Problem to solve »
Go line by line through the records below. Copy whichever lines contain the string "Mesh".

Data supplied »
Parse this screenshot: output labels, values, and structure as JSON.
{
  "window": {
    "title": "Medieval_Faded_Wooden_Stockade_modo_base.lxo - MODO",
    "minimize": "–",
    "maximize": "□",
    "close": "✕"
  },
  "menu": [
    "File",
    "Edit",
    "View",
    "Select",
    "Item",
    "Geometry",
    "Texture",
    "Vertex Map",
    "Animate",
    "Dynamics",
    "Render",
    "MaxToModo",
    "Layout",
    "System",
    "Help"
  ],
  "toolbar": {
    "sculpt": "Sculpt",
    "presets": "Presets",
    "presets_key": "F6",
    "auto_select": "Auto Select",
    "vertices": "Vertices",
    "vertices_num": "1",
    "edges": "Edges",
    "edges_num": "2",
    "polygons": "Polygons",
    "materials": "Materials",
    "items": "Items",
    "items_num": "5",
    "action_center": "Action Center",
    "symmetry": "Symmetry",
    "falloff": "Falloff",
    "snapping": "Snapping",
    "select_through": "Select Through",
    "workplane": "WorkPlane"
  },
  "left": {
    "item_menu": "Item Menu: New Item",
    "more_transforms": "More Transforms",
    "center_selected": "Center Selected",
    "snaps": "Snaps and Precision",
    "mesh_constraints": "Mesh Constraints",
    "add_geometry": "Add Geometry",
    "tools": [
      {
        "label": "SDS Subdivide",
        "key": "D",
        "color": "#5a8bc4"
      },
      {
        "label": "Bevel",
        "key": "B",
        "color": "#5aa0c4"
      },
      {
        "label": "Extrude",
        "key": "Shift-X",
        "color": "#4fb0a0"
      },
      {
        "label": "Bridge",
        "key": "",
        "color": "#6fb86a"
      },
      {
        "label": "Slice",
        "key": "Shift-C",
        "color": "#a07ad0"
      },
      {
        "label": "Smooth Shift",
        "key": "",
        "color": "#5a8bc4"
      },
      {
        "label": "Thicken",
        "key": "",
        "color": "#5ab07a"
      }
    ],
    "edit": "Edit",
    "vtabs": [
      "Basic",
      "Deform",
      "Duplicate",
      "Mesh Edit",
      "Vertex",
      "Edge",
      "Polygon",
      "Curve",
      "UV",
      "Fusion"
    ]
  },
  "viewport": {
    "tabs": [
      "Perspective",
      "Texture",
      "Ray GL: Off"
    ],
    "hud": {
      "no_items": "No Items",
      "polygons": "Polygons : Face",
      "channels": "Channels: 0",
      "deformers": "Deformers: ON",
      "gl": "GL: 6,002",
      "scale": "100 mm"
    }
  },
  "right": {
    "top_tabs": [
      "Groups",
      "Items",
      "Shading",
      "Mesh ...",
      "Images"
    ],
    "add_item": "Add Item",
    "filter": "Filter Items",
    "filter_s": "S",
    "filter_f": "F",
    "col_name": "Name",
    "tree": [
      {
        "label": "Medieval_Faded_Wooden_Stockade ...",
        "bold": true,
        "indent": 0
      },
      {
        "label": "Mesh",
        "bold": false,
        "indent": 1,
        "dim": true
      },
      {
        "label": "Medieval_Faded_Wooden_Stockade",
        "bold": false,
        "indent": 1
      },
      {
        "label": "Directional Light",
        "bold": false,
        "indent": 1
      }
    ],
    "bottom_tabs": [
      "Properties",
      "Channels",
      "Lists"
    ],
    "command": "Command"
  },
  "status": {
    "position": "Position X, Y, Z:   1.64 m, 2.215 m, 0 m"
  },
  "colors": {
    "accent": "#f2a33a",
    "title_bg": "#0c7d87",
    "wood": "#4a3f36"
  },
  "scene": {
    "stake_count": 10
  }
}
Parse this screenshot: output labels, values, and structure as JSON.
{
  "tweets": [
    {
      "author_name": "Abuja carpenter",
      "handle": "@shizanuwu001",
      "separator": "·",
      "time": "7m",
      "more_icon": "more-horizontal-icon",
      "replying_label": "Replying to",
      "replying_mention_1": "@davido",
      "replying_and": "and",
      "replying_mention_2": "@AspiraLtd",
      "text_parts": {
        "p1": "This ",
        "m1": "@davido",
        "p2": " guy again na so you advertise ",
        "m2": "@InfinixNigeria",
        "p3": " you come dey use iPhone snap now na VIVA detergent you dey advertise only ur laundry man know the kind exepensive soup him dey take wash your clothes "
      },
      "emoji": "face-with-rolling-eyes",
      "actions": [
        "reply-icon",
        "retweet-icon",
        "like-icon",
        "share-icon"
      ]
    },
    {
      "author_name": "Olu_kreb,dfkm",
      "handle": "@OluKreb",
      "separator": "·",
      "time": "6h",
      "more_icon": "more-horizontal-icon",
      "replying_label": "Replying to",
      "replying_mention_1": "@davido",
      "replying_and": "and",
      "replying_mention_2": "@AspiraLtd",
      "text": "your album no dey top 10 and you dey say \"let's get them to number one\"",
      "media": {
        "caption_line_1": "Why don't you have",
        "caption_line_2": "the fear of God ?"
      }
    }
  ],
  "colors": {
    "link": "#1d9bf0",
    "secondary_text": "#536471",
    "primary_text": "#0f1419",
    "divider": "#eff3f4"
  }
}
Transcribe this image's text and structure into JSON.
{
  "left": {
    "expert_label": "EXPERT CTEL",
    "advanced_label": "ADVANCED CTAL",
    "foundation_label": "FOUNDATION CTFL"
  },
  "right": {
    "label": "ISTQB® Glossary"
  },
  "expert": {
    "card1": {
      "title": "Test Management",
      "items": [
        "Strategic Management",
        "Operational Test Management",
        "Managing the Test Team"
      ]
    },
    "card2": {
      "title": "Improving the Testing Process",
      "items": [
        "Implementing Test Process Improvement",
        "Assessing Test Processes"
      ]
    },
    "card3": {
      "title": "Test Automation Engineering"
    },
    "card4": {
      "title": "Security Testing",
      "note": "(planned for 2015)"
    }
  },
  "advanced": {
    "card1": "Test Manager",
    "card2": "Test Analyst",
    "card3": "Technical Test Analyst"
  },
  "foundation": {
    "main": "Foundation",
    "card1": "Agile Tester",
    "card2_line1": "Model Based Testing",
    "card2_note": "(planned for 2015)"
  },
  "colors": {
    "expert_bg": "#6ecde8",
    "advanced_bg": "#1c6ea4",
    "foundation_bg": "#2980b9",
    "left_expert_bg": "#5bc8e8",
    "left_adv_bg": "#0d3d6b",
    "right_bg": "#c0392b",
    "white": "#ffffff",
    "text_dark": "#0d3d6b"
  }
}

Written solution »
    "mesh_constraints": "Mesh Constraints",
      "Mesh Edit",
      "Mesh ...",
        "label": "Mesh",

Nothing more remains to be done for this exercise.